par Perbal, Laurence
Editeur scientifique Van Kerkhove, Bart;Libert, Thierry ;Vanpaemel, Geert;Marage, Pierre
Référence Second Young Researchers Days & Workshop on the Relations between Logic, Philosophy and History of Science(6-7 septembre 2012: Palais des Académies, Bruxelles, Belgique), Logic, Philosophy and History of Science in Belgium II, Proceedings of the Young Researchers Days 2010, Bart Van Kerkhove, Thierry Libert, Geert Vanpaemel & Pierre Marage, Bruxelles
Publication Publié, 2012
Publication dans des actes
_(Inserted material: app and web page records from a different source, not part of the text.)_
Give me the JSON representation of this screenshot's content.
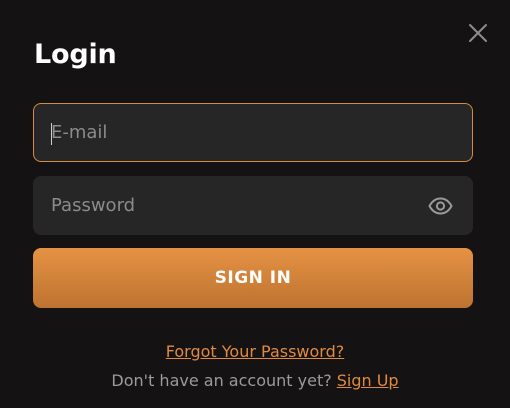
{
  "modal": {
    "title": "Login",
    "close_icon": "close-icon"
  },
  "form": {
    "email": {
      "placeholder": "E-mail",
      "value": ""
    },
    "password": {
      "placeholder": "Password",
      "value": "",
      "toggle_icon": "eye-icon"
    },
    "submit_label": "SIGN IN"
  },
  "links": {
    "forgot_password": "Forgot Your Password?",
    "no_account_text": "Don't have an account yet?",
    "sign_up": "Sign Up"
  },
  "colors": {
    "background": "#141212",
    "field_background": "#262626",
    "accent": "#e08a3f",
    "button_gradient_top": "#e69244",
    "button_gradient_bottom": "#bd7330"
  }
}
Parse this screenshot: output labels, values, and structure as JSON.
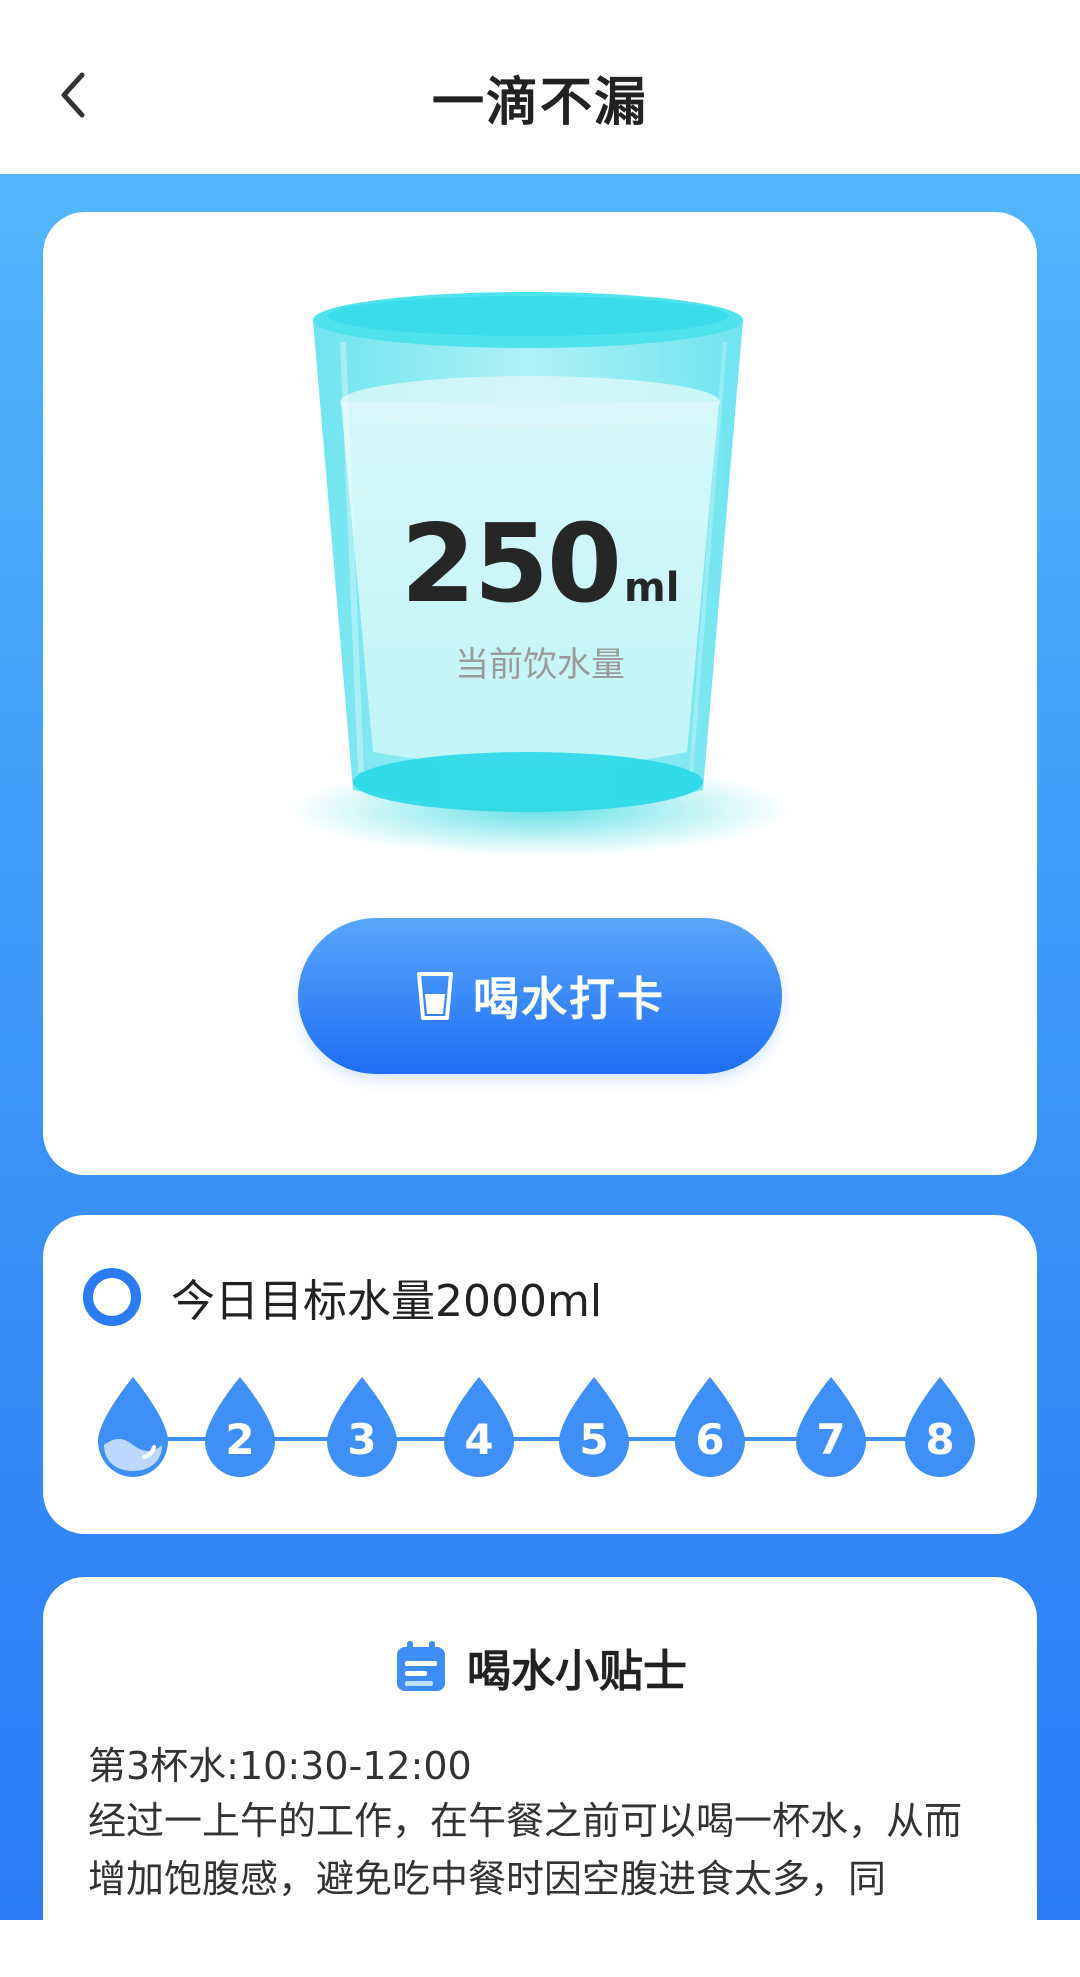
{
  "header": {
    "title": "一滴不漏"
  },
  "cup": {
    "value": "250",
    "unit": "ml",
    "label": "当前饮水量"
  },
  "checkin": {
    "label": "喝水打卡"
  },
  "goal": {
    "title": "今日目标水量2000ml",
    "completed": 1,
    "drops": [
      "1",
      "2",
      "3",
      "4",
      "5",
      "6",
      "7",
      "8"
    ]
  },
  "tips": {
    "title": "喝水小贴士",
    "time": "第3杯水:10:30-12:00",
    "body": "经过一上午的工作，在午餐之前可以喝一杯水，从而增加饱腹感，避免吃中餐时因空腹进食太多，同"
  },
  "colors": {
    "primary": "#2a7bf5",
    "drop": "#3f8ff8",
    "cup": "#67e3ef"
  }
}
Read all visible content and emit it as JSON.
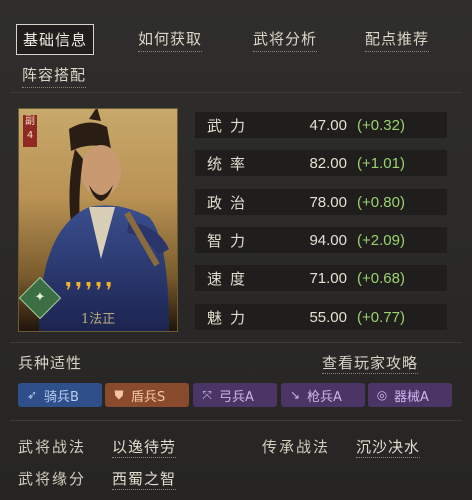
{
  "tabs": [
    {
      "label": "基础信息"
    },
    {
      "label": "如何获取"
    },
    {
      "label": "武将分析"
    },
    {
      "label": "配点推荐"
    },
    {
      "label": "阵容搭配"
    }
  ],
  "hero": {
    "badge": "副\n4",
    "cost_icon": "cost-badge",
    "stars": 5,
    "name": "1法正"
  },
  "stats": [
    {
      "name": "武力",
      "value": "47.00",
      "bonus": "(+0.32)"
    },
    {
      "name": "统率",
      "value": "82.00",
      "bonus": "(+1.01)"
    },
    {
      "name": "政治",
      "value": "78.00",
      "bonus": "(+0.80)"
    },
    {
      "name": "智力",
      "value": "94.00",
      "bonus": "(+2.09)"
    },
    {
      "name": "速度",
      "value": "71.00",
      "bonus": "(+0.68)"
    },
    {
      "name": "魅力",
      "value": "55.00",
      "bonus": "(+0.77)"
    }
  ],
  "troops": {
    "title": "兵种适性",
    "guide_link": "查看玩家攻略",
    "chips": [
      {
        "icon": "cavalry-icon",
        "label": "骑兵B",
        "bg": "#2e4f8a",
        "fg": "#b9cef0"
      },
      {
        "icon": "shield-icon",
        "label": "盾兵S",
        "bg": "#8a4a2e",
        "fg": "#f3c79f"
      },
      {
        "icon": "bow-icon",
        "label": "弓兵A",
        "bg": "#4b3566",
        "fg": "#cdb5ec"
      },
      {
        "icon": "spear-icon",
        "label": "枪兵A",
        "bg": "#4b3566",
        "fg": "#cdb5ec"
      },
      {
        "icon": "siege-icon",
        "label": "器械A",
        "bg": "#4b3566",
        "fg": "#cdb5ec"
      }
    ]
  },
  "skills": {
    "own_label": "武将战法",
    "own_value": "以逸待劳",
    "inherit_label": "传承战法",
    "inherit_value": "沉沙决水",
    "fate_label": "武将缘分",
    "fate_value": "西蜀之智"
  }
}
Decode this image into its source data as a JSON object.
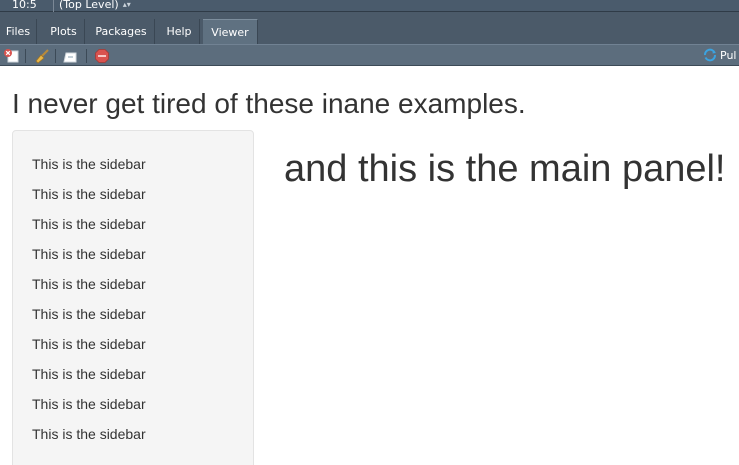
{
  "status": {
    "position": "10:5",
    "scope": "(Top Level)"
  },
  "tabs": [
    {
      "label": "Files",
      "active": false
    },
    {
      "label": "Plots",
      "active": false
    },
    {
      "label": "Packages",
      "active": false
    },
    {
      "label": "Help",
      "active": false
    },
    {
      "label": "Viewer",
      "active": true
    }
  ],
  "toolbar": {
    "remove_icon": "remove-viewer-icon",
    "clear_icon": "broom-icon",
    "export_icon": "export-icon",
    "stop_icon": "stop-icon",
    "publish_label": "Pul"
  },
  "viewer": {
    "title": "I never get tired of these inane examples.",
    "sidebar_items": [
      "This is the sidebar",
      "This is the sidebar",
      "This is the sidebar",
      "This is the sidebar",
      "This is the sidebar",
      "This is the sidebar",
      "This is the sidebar",
      "This is the sidebar",
      "This is the sidebar",
      "This is the sidebar"
    ],
    "main_text": "and this is the main panel!"
  },
  "colors": {
    "chrome": "#4b5a69",
    "toolbar": "#5c6d7d",
    "text": "#333333",
    "sidebar_bg": "#f5f5f5",
    "publish_accent": "#3ba3e0",
    "stop_red": "#d9534f"
  }
}
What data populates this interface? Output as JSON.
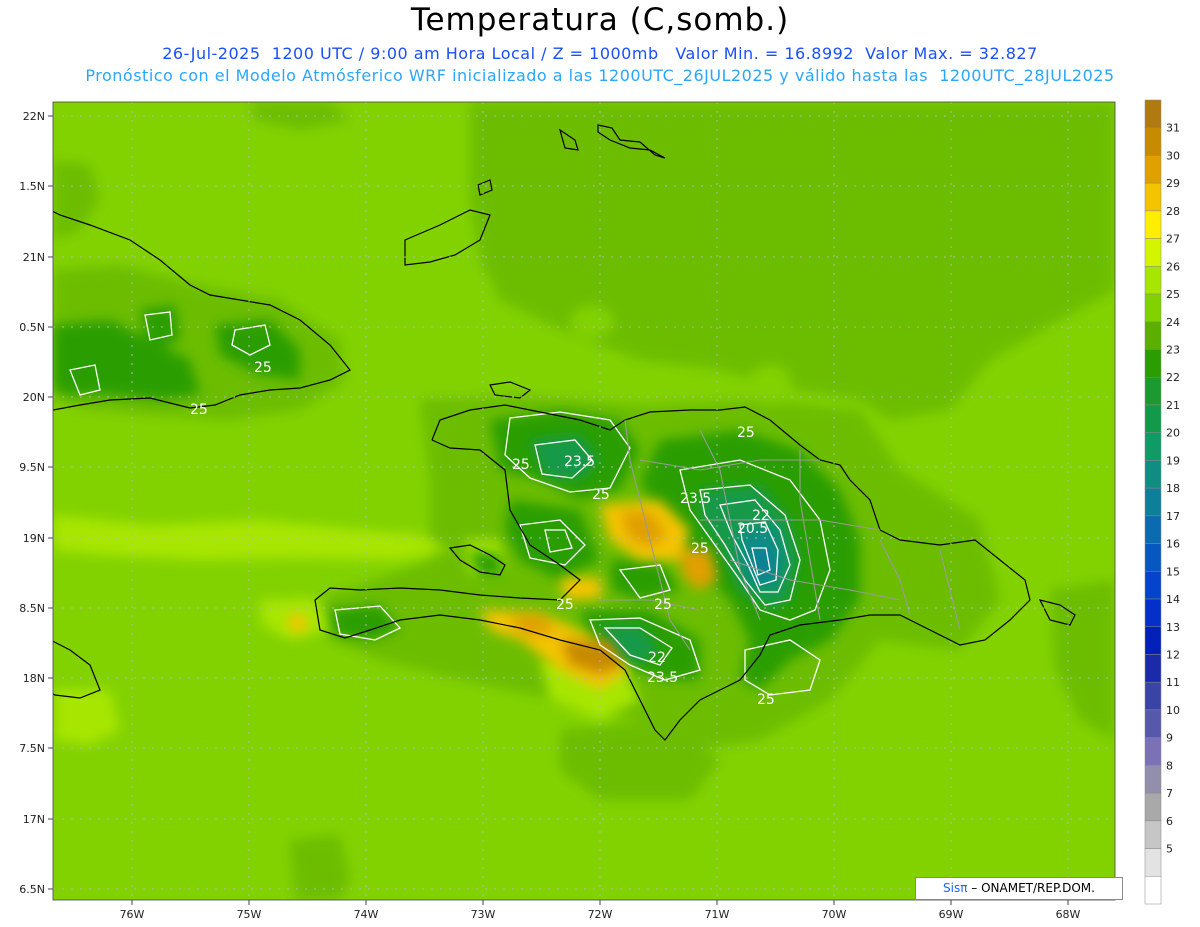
{
  "header": {
    "title": "Temperatura (C,somb.)",
    "date": "26-Jul-2025",
    "time_utc": "1200 UTC",
    "local_time": "9:00 am Hora Local",
    "level": "Z = 1000mb",
    "min_value": "16.8992",
    "max_value": "32.827",
    "line1": "26-Jul-2025  1200 UTC / 9:00 am Hora Local / Z = 1000mb   Valor Min. = 16.8992  Valor Max. = 32.827",
    "line2": "Pronóstico con el Modelo Atmósferico WRF inicializado a las 1200UTC_26JUL2025 y válido hasta las  1200UTC_28JUL2025"
  },
  "axes": {
    "lat_ticks": [
      "22N",
      "1.5N",
      "21N",
      "0.5N",
      "20N",
      "9.5N",
      "19N",
      "8.5N",
      "18N",
      "7.5N",
      "17N",
      "6.5N"
    ],
    "lon_ticks": [
      "76W",
      "75W",
      "74W",
      "73W",
      "72W",
      "71W",
      "70W",
      "69W",
      "68W"
    ]
  },
  "contour_labels": [
    "25",
    "25",
    "25",
    "23.5",
    "25",
    "23.5",
    "22",
    "20.5",
    "25",
    "25",
    "25",
    "22",
    "23.5",
    "25",
    "25",
    "25"
  ],
  "colorbar": {
    "levels": [
      "31",
      "30",
      "29",
      "28",
      "27",
      "26",
      "25",
      "24",
      "23",
      "22",
      "21",
      "20",
      "19",
      "18",
      "17",
      "16",
      "15",
      "14",
      "13",
      "12",
      "11",
      "10",
      "9",
      "8",
      "7",
      "6",
      "5"
    ],
    "colors": [
      "#c88a00",
      "#e0a000",
      "#f5c400",
      "#ffee00",
      "#d4f500",
      "#a7e600",
      "#82d200",
      "#5aaf00",
      "#2a9e00",
      "#1d9a2f",
      "#129a4a",
      "#0f9a66",
      "#108d83",
      "#0e7f98",
      "#0a6bb0",
      "#0757c0",
      "#0443cc",
      "#0230c8",
      "#0020b8",
      "#1a2aa8",
      "#3a44a6",
      "#5658ac",
      "#7a72b4",
      "#918fab",
      "#a9a9a9",
      "#c6c6c6",
      "#e3e3e3"
    ],
    "top_color": "#b07a10",
    "bottom_color": "#ffffff"
  },
  "credit": {
    "brand": "Sisπ",
    "text": " – ONAMET/REP.DOM."
  }
}
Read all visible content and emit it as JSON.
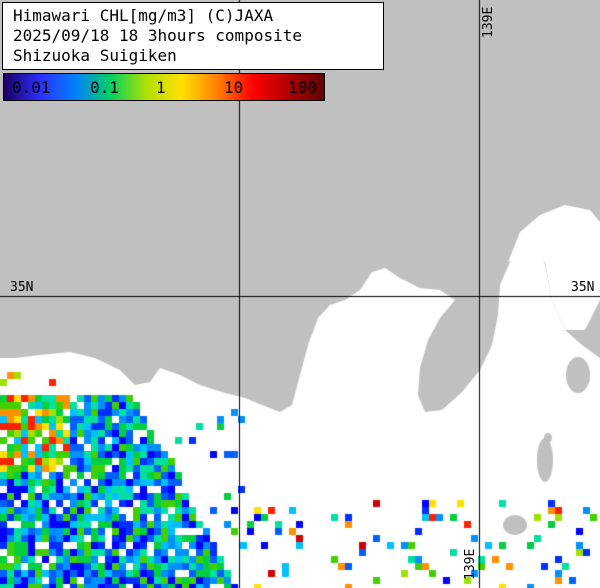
{
  "title": {
    "line1": "Himawari CHL[mg/m3] (C)JAXA",
    "line2": "2025/09/18 18 3hours composite",
    "line3": "Shizuoka Suigiken"
  },
  "colorbar": {
    "ticks": [
      "0.01",
      "0.1",
      "1",
      "10",
      "100"
    ],
    "stops": [
      "#1a0060",
      "#2d2dff",
      "#0080ff",
      "#00d060",
      "#b0e000",
      "#ffe000",
      "#ff8000",
      "#ff0000",
      "#b00000",
      "#600000"
    ]
  },
  "graticule": {
    "lat_label_left": "35N",
    "lat_label_right": "35N",
    "lon_label_top": "139E",
    "lon_label_bottom": "139E"
  },
  "colors": {
    "land": "#c0c0c0",
    "sea": "#ffffff",
    "grid": "#000000"
  }
}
Résumé : Human genetics has grown principally in the United States and England from the early 20th century. The causes for that are scientific, ideological and cultural. Firstly, Mendelism is well established in Anglo-Saxon geneticists’ community, reinforcing hereditarianism. In comparison, in most countries of continental Europe, biological tradition is Lamarckian, thus the belief in heredity of acquired traits still dominates. Moreover, human genetics in the early 20th is deeply related to the eugenic movement. Eugenics, although different in U.S.A. and England, was in both countries an important financial and ideological support for genetics. Germany, notably under the Nazi regime, has been a major research center too. On the contrary, in France - and Belgium -, eugenics was related to the social hygiene movement, so it has mostly stimulated the development of social reforms in public health domain. For these reasons, and others linked to the specific philosophical and sociological contexts of that time, human genetics has developed only lately in most of continental Europe and may be seen as a typical product of Anglo-Saxon culture.